The title of Razie Mah’s commentary is Comments on Chris Sinha’s Essay (2018) “Praxis, Symbol and Language”. The commentary is found at the smashwords website under the series: Buttressing the Human Niche.  Other vendors also sell the e-commentary.

0002 This blog complements the commentary.

0003 Sinha’s article covers from the start of the Homo genus, around two million years ago, to the speciation of Homo sapiens, around two-hundred thousand years ago.

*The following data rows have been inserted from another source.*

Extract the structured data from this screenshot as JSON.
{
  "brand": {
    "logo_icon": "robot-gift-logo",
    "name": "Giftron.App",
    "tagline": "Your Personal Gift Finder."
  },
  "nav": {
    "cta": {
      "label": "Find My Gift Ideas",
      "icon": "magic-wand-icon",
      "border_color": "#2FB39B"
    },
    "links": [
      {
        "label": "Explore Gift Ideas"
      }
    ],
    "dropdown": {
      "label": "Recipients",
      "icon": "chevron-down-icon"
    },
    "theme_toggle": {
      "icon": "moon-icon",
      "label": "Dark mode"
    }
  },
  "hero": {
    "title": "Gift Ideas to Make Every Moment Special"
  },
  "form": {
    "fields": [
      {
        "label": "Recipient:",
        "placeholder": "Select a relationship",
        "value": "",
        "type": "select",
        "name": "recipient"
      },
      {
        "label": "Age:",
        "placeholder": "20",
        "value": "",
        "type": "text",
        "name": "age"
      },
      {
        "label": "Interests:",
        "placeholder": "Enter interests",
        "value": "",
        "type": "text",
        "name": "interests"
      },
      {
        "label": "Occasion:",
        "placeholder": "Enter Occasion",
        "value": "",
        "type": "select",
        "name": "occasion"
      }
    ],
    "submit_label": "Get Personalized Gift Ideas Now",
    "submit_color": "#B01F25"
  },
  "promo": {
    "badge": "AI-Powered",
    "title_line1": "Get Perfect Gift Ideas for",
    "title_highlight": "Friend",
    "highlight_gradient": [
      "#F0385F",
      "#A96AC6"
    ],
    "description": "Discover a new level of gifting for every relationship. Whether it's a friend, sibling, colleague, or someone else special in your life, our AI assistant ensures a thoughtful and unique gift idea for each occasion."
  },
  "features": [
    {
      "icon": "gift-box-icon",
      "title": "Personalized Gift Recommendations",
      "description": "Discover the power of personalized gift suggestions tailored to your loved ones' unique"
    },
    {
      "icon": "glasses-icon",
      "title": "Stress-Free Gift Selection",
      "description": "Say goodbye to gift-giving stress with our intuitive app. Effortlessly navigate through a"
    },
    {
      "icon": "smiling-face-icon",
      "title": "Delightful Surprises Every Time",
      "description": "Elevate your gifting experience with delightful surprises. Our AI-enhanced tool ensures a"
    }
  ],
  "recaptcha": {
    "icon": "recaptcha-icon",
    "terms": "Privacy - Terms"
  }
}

That is a lot of territory.

Several issues intertwine.  One is individual development (devo).  Another is a transition in natural selection (evo) from ecology-driven adaptations (eco) to adaptations driven by social interactions (socio).

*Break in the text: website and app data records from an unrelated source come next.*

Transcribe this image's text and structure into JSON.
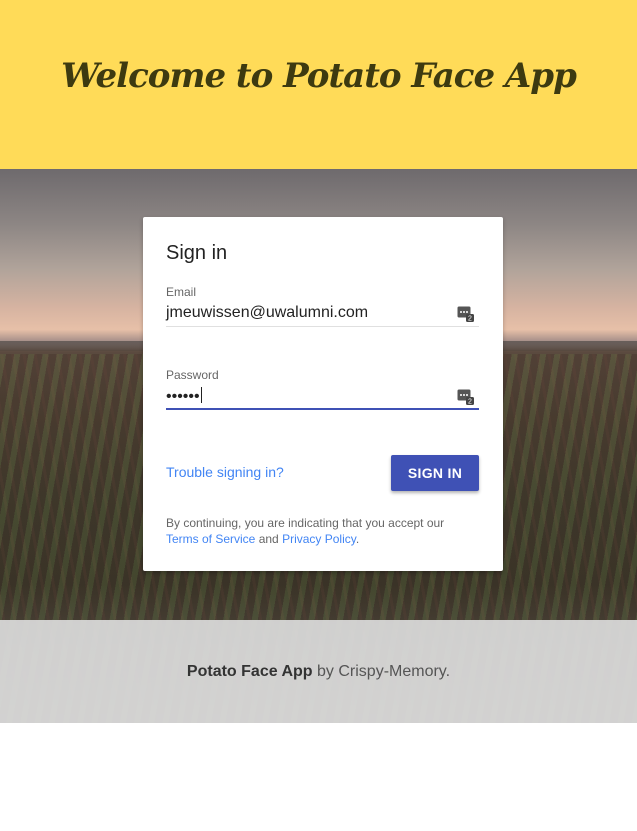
{
  "header": {
    "title": "Welcome to Potato Face App"
  },
  "signin": {
    "title": "Sign in",
    "email_label": "Email",
    "email_value": "jmeuwissen@uwalumni.com",
    "password_label": "Password",
    "password_value": "••••••",
    "trouble_link": "Trouble signing in?",
    "submit_label": "SIGN IN",
    "legal_prefix": "By continuing, you are indicating that you accept our",
    "terms_link": "Terms of Service",
    "legal_and": "and",
    "privacy_link": "Privacy Policy",
    "legal_suffix": "."
  },
  "footer": {
    "app_name": "Potato Face App",
    "by_text": "by Crispy-Memory."
  },
  "icons": {
    "field_icon": "password-manager-icon"
  },
  "colors": {
    "header_bg": "#ffdb58",
    "accent": "#3f51b5",
    "link": "#4285f4"
  }
}
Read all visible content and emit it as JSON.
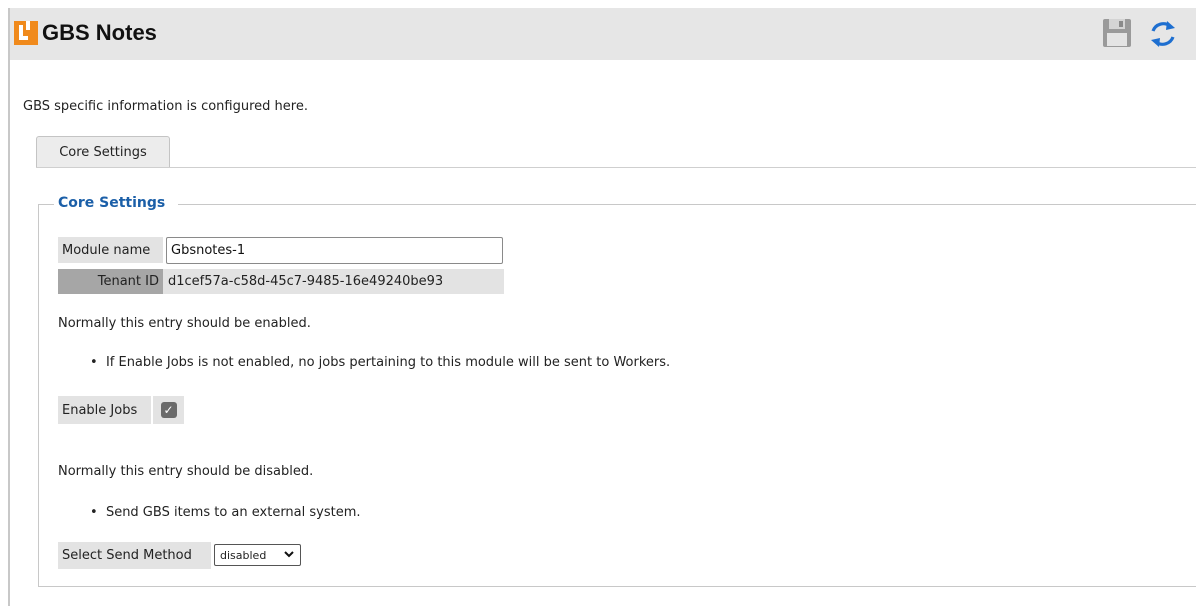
{
  "header": {
    "title": "GBS Notes",
    "save_icon": "save-icon",
    "refresh_icon": "refresh-icon"
  },
  "description": "GBS specific information is configured here.",
  "tabs": [
    {
      "label": "Core Settings",
      "active": true
    }
  ],
  "core_settings": {
    "legend": "Core Settings",
    "module_name_label": "Module name",
    "module_name_value": "Gbsnotes-1",
    "tenant_id_label": "Tenant ID",
    "tenant_id_value": "d1cef57a-c58d-45c7-9485-16e49240be93",
    "enable_note": "Normally this entry should be enabled.",
    "enable_bullet": "If Enable Jobs is not enabled, no jobs pertaining to this module will be sent to Workers.",
    "enable_jobs_label": "Enable Jobs",
    "enable_jobs_checked": true,
    "send_note": "Normally this entry should be disabled.",
    "send_bullet": "Send GBS items to an external system.",
    "send_method_label": "Select Send Method",
    "send_method_value": "disabled"
  },
  "colors": {
    "accent": "#f08a1c",
    "legend": "#1b5fa8",
    "refresh": "#1e6fd0",
    "header_bg": "#e6e6e6"
  }
}
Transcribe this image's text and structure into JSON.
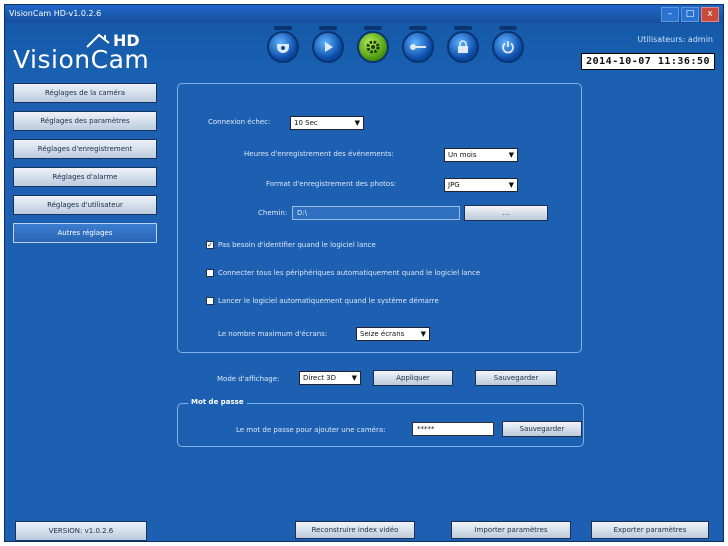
{
  "window": {
    "title": "VisionCam HD-v1.0.2.6",
    "minimize": "–",
    "maximize": "□",
    "close": "x"
  },
  "logo": {
    "main": "VisionCam",
    "hd": "HD"
  },
  "header": {
    "user": "Utilisateurs: admin",
    "datetime": "2014-10-07 11:36:50",
    "nav_icons": [
      "camera-dome-icon",
      "play-icon",
      "gear-icon",
      "key-icon",
      "lock-icon",
      "power-icon"
    ],
    "active_icon": "gear-icon"
  },
  "sidebar": {
    "items": [
      {
        "label": "Réglages de la caméra"
      },
      {
        "label": "Réglages des paramètres"
      },
      {
        "label": "Réglages d'enregistrement"
      },
      {
        "label": "Réglages d'alarme"
      },
      {
        "label": "Réglages d'utilisateur"
      },
      {
        "label": "Autres réglages"
      }
    ],
    "version": "VERSION: v1.0.2.6"
  },
  "settings": {
    "connexion_label": "Connexion échec:",
    "connexion_value": "10 Sec",
    "event_label": "Heures d'enregistrement des événements:",
    "event_value": "Un mois",
    "photo_label": "Format d'enregistrement des photos:",
    "photo_value": "JPG",
    "path_label": "Chemin:",
    "path_value": "D:\\",
    "browse_label": "...",
    "check1": "Pas besoin d'identifier quand le logiciel lance",
    "check2": "Connecter tous les périphériques automatiquement quand le logiciel lance",
    "check3": "Lancer le logiciel automatiquement quand le système démarre",
    "screens_label": "Le nombre maximum d'écrans:",
    "screens_value": "Seize écrans",
    "check_states": [
      true,
      false,
      false
    ]
  },
  "display": {
    "mode_label": "Mode d'affichage:",
    "mode_value": "Direct 3D",
    "apply": "Appliquer",
    "save": "Sauvegarder"
  },
  "password": {
    "legend": "Mot de passe",
    "label": "Le mot de passe pour ajouter une caméra:",
    "value": "*****",
    "save": "Sauvegarder"
  },
  "footer": {
    "rebuild": "Reconstruire index vidéo",
    "import": "Importer paramètres",
    "export": "Exporter paramètres"
  }
}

0004 Sinha loves terminology.  He searches for a EcoEvoDevoSocio framework.


Looking at Chris Sinha’s Essay (2018) “Praxis, Symbol and Language” (Part 2 of 5)

0005 What about Sinha’s EcoEvoDevoSocio framework?

0006 The outer terms, “eco” and “socio”, signify a broad arc of human evolution.

Adaptation by a line of apes starts with ecological adaptations.  For example, bipedalism is evolutionarily ancient.

However, the fact that bipedalism frees the hands for communicative gestures creates new opportunities.  A truly human niche appears.  One hominin can intentionally gesture to another.  The other hominin can interpret that gesture.

0007 The frontpiece of the title captures Sinha’s EcoSocio vision.  The praxis (or habits) of intentional manual-brachial gestures for communication proceeds from signaling to functional representation.

Functional representation metaphorically runs around the symbol, defined as a sign-relation whose sign-object depends on conventions, habits, laws and so forth.  The more that intentional manual-brachial gestures act as words, the more symbolic they become.

In this way, hominins become symbol-ready and capable of engaging in language.


Looking at Chris Sinha’s Essay (2018) “Praxis, Symbol and Language” (Part 3 of 5)

0008 Allow me to further elaborate Sinha’s EcoEvoDevoSocio framework.

In the prior blog, the Eco-Socio bookends touch base with the title frontpiece of praxis, symbol and language.

0009 This implies that the EvoDevo inner coupling expresses the title endpiece of developmental, ecological and linguistic issues.

0010 Evo associates to phylogeny.  Phylogenesis consists of adaptations into a niche.  The human niche changes from one where ecology is the primary source of signification to one where symbol-ready hominins are the primary sources of signification.  

Devo associates to ontogeny.  Ontogenesis consists of alterations in DNA, genes, genotypes and phenotypes that permit the drastic shift in the primary source of signification.

0011 Sinha cleverly encapsulates the inner drama of phylogenic and ontogenic changes over evolutionary time(EvoDevo) within the outward motion from an ecology-centered Umwelt to a socially-centered Lebenswelt (Eco-Socio).